Private military contractors who do secret missions for Russian Federation flew into Venezuela in the past few days to beef up security for President Nicolas Maduro in the face of USA -backed opposition protests, according to two people close to them.

The U.S. military has not been asked to take any actions to evacuate Americans from Venezuela, officials said, as a standoff intensifies between President Nicolás Maduro and the Trump administration. Venezuela's National Assembly head Juan Guaido (right) declares himself the country's "acting president" during a mass opposition rally against Maduro on Wednesday.

The US response, which to some harkened back to dark episodes of heavy-handed US interventions in Latin America during the Cold War, saw Maduro respond by swiftly cutting off diplomatic relations with the US, giving American diplomats 72 hours to leave the country.
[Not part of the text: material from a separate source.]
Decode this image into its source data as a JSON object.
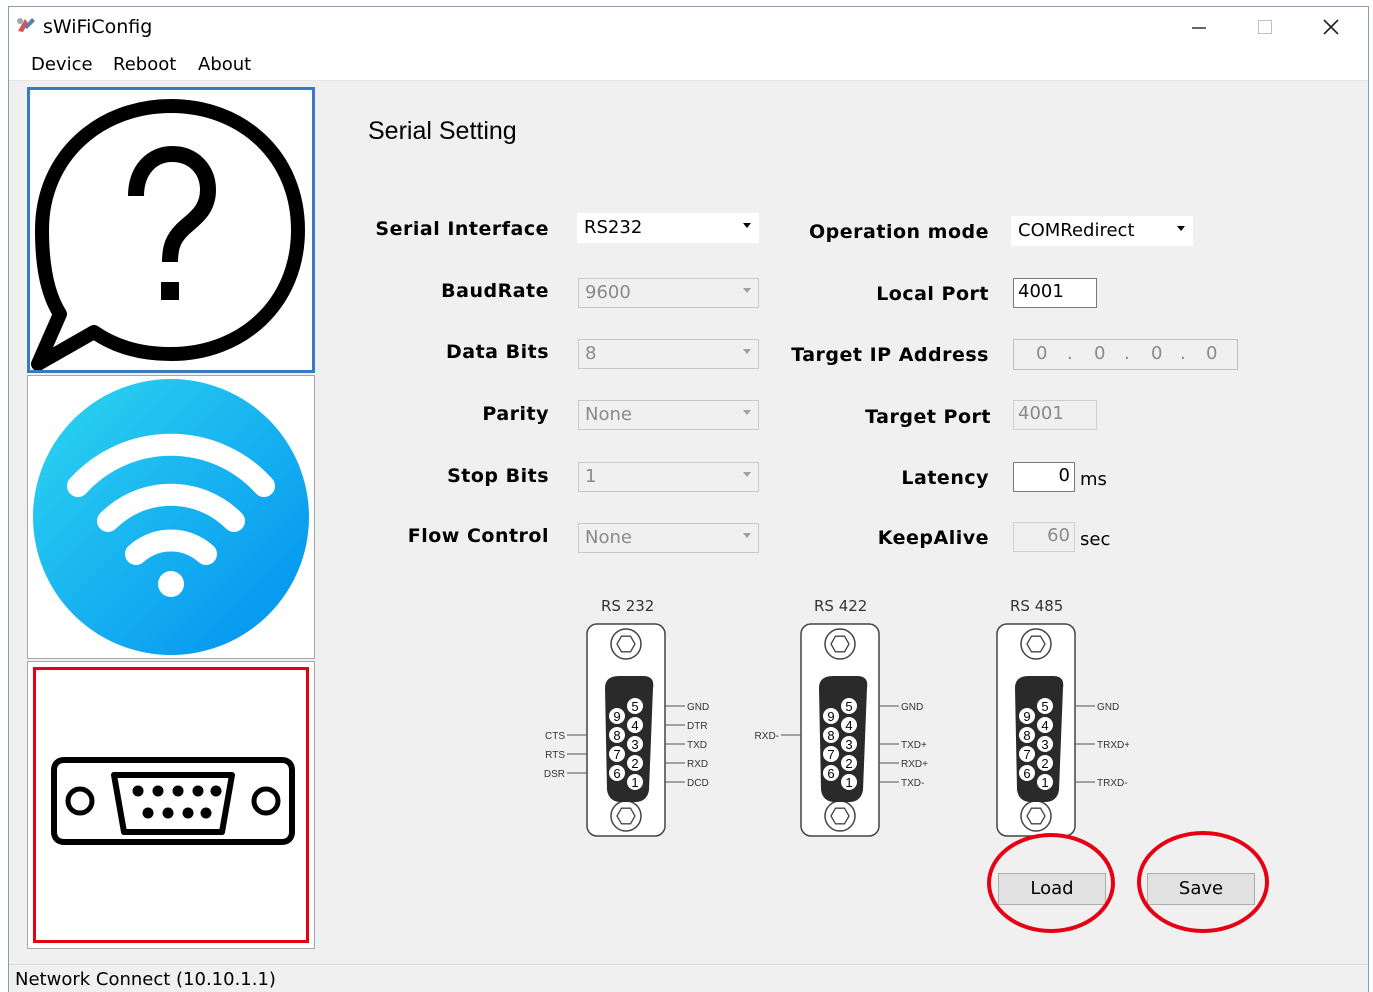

Pompeo also urged the other OAS members to recognize Guaido as Venezuela's "legitimate" president and called for a regional meeting of foreign ministers of the countries of the Western Hemisphere to decide what to do regarding Venezuela.

While Canada and others have supported Guaido, Venezuela's top military brass pledged their support for Maduro on Thursday, delivering vows of loyalty before rows of green-uniformed officers on state television.

Maduro still has control of the military in Venezuela, and according to the New York Times, at least 20 people were killed by pro-government forces this week. Maduro reacted by cutting all ties with the USA and ordering American diplomats to leave the country within 72 hours. He also urged troops to let humanitarian aid that the US has pledged to send and which he has approved in his self-designated role as interim president into the country.

Meanwhile, all eyes were on Guaido whose whereabouts have been a mystery since the 35-year-old was symbolically sworn in Wednesday before tens of thousands of cheering supporters, promising to uphold the constitution and rid Venezuela of Maduro's dictatorship.

In total, more than three million Venezuelans have left the country in the past three years.

He was re-elected in 2018 but most of the opposition parties didn't take part so now he's now been challenged by a man called Juan Guaido. "It is more than likely that the Americans will try to transport them to Venezuela through the border with Colombia, but a signal will be required to do that", he said, stressing that hostile acts against USA diplomats could be such a signal.

Guaido has said he needs the backing of three critical groups: The people, the global community and the military.

"They have no authority to carry weapons and to use those weapons outside the Embassy compound", said a former US official who is familiar with the USA presence in Caracas.

Many Venezuelans were looking for Guaido to re-emerge and provide guidance on the opposition's next steps.

There's a political crisis in Venezuela, here's Newsround's guide to what's going on.